An interesting part of the road north of the Saskatchewan Junction was the long loop of road on the approach to the Sunwapta Pass. The photo was taken from the end of the long loop, with the road we had just climbed on the right, and the road above us to the left.
At the top of this exaggerated switchback, we could look back down into the valley we had come from and see the road and the Bow River far below us.
These are the ways that this strange area was depicted on the roadmap, a satellite image, and a contour map. The contour map shows that the gain in elevation is from about 1580 m to about 1840 meters in the section shown, a rise of 260m or 850 feet.
In the area of the Sunwapta Pass we saw this multi-cascade stream descending from high on the mountain. A short distance later, this fast-moving stream passed under the road. You could see the milky color of the glacial "rock flour" in it.
A short distance north of the Sunwapta Pass is the Columbia Ice Field. This is a view of the Athabasca Glacier extending toward the valley with other glaciers up higher on the slopes. You can see the black specks on the glacier which are the tour vehicles associated with the glacier tour we took last year. The road at extreme left is the road to the station for the big-wheeled ice tour vehicles.
The Sunwapta River has its origin at the Athabasca Glacier, but within three or four miles has collected enough side streams to spread out into this wide swath of currents and gravel bars through the valley.

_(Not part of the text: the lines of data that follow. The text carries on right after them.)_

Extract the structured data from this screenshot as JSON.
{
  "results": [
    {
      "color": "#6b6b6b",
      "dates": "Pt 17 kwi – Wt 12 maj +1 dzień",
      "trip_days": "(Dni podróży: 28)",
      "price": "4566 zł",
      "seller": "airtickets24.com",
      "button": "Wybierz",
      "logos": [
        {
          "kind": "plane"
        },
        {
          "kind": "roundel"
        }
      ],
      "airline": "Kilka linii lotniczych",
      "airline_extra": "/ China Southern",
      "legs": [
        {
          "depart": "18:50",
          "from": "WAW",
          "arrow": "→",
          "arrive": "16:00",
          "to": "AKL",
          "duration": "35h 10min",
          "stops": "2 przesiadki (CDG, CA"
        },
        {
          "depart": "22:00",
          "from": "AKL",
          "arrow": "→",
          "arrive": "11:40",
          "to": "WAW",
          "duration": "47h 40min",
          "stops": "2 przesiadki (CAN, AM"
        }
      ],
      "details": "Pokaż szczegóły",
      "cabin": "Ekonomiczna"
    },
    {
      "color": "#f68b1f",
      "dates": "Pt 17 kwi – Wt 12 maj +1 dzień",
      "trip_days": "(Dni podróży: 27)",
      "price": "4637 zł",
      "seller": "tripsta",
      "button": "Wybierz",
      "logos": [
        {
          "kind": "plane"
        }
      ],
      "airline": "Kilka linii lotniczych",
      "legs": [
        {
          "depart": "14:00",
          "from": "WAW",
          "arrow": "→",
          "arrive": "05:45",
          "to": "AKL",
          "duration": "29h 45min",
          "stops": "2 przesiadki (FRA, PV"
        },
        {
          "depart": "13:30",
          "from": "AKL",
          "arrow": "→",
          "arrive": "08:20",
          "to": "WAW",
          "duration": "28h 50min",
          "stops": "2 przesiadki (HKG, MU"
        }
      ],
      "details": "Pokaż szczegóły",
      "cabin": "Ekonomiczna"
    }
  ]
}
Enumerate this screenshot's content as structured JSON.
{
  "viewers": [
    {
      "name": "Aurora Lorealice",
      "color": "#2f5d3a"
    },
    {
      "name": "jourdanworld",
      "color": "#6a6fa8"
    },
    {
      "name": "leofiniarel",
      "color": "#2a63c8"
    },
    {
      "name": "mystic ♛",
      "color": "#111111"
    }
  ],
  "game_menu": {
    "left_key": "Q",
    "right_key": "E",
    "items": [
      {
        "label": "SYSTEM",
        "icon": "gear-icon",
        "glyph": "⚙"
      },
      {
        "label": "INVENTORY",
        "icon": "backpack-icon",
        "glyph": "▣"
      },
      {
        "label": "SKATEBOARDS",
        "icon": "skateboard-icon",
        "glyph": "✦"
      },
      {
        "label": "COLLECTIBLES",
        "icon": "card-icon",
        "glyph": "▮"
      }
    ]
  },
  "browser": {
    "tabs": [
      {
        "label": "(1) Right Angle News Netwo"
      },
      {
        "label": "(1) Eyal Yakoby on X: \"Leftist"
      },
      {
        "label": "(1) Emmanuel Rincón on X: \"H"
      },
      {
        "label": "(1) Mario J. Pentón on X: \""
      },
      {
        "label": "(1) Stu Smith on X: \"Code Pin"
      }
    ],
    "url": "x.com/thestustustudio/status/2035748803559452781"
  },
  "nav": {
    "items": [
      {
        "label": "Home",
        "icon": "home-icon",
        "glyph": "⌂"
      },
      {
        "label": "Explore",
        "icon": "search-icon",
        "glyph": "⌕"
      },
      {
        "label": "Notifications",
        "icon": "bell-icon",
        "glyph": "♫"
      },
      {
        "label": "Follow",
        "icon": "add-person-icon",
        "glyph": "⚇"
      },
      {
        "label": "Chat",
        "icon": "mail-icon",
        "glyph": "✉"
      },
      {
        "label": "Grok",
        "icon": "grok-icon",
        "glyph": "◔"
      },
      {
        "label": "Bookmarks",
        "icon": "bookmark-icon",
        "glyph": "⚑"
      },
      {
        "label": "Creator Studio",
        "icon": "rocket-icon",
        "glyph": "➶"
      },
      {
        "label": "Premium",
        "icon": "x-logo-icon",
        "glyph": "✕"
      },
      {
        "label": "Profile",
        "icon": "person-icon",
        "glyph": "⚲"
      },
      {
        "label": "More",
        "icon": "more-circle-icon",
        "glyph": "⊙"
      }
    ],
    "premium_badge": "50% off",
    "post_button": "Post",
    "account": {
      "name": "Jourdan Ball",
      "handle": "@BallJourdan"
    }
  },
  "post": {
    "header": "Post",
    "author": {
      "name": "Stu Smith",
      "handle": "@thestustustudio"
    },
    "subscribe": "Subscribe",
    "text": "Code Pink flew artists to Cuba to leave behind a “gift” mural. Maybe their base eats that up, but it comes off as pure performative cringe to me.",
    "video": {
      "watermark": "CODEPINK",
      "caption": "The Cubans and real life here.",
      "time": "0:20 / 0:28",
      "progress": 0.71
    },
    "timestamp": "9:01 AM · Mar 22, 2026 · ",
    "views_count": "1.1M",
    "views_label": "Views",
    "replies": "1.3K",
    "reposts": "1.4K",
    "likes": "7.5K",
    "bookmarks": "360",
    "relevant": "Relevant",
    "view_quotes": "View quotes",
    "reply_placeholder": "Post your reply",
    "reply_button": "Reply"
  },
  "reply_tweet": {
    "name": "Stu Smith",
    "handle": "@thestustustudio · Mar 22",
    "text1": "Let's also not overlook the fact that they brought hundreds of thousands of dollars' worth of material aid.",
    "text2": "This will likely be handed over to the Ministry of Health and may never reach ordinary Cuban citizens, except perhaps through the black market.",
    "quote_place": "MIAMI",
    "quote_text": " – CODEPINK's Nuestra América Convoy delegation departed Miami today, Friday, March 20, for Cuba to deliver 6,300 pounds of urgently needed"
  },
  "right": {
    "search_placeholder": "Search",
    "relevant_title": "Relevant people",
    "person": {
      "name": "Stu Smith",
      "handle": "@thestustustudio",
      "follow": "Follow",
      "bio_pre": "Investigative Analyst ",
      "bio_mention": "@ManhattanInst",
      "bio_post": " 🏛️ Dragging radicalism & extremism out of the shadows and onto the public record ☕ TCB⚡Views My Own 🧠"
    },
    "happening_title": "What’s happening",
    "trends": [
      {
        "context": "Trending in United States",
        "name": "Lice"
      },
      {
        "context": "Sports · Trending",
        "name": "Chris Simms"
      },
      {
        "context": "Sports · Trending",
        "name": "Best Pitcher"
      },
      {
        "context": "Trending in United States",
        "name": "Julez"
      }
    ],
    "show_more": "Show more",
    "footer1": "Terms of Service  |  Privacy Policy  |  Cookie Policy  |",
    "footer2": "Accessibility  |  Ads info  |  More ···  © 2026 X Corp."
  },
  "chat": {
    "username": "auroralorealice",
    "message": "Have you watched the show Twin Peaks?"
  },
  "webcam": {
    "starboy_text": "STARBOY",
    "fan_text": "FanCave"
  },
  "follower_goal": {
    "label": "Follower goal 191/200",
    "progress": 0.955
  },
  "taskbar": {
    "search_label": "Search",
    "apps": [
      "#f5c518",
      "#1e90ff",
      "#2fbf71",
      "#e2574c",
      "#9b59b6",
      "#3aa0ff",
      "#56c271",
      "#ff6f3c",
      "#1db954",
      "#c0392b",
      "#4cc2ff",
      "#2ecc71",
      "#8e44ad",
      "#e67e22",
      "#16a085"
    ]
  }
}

We were traveling through the valley with beautiful forests and mountains on both sides.
We followed the Sunwapta River northward for 20 minutes or so. Here the mountains coming into view are like high, continuous granit ridges. We saw a number of those.
The path through this valley offered exhilirating views at every stage, with the vast forests climbing up the sides of the mountains.
About two hours north of Bow Lake we reached the valley of the Athabasca River.
Below is a view of this section of the river from the top of Whistler Mountain, which we visited the next day. I suspect that Whistler Mountain is that right peak that you can see - it is rounded about like Whistler.
As we neared Jasper, it was smooth riding on the fine highway. We were slowed down by one minor "goat jam" with some mountain goats that were grazing alongside the roadway.
Otherwise we were just cruising on the wide open highway through the Athabasca River valley, but always within view of the majestic mountains all around us.
We arrived in Jasper at our bed n' breakfast, called Cabin Cove, at about 4:30 pm. It had been a remarkable day with the visit to Moraine Lake as well as Bow Lake and the drive up the Icefields Parkway. This view from right in front of our accommodations is of the peak of Whistler Mountain where we planned to go tomorrow. You can see the little bump on the mountain which is the upper station of the tramway up the mountain.
We settled into our accommodations with five cameras and three laptops, so we were technologically ready for our exploration of this area. The B&B had a wireless hub, so Jeff, Mark and Brenda could check their emails. I didn't bother because I wanted a break from it . I spent my computer time uploading pictures.
Uncle Mark had some adjusting to do, living with a bunch of girls like this. He patiently submits to Elyse's efforts toward being a hairdresser.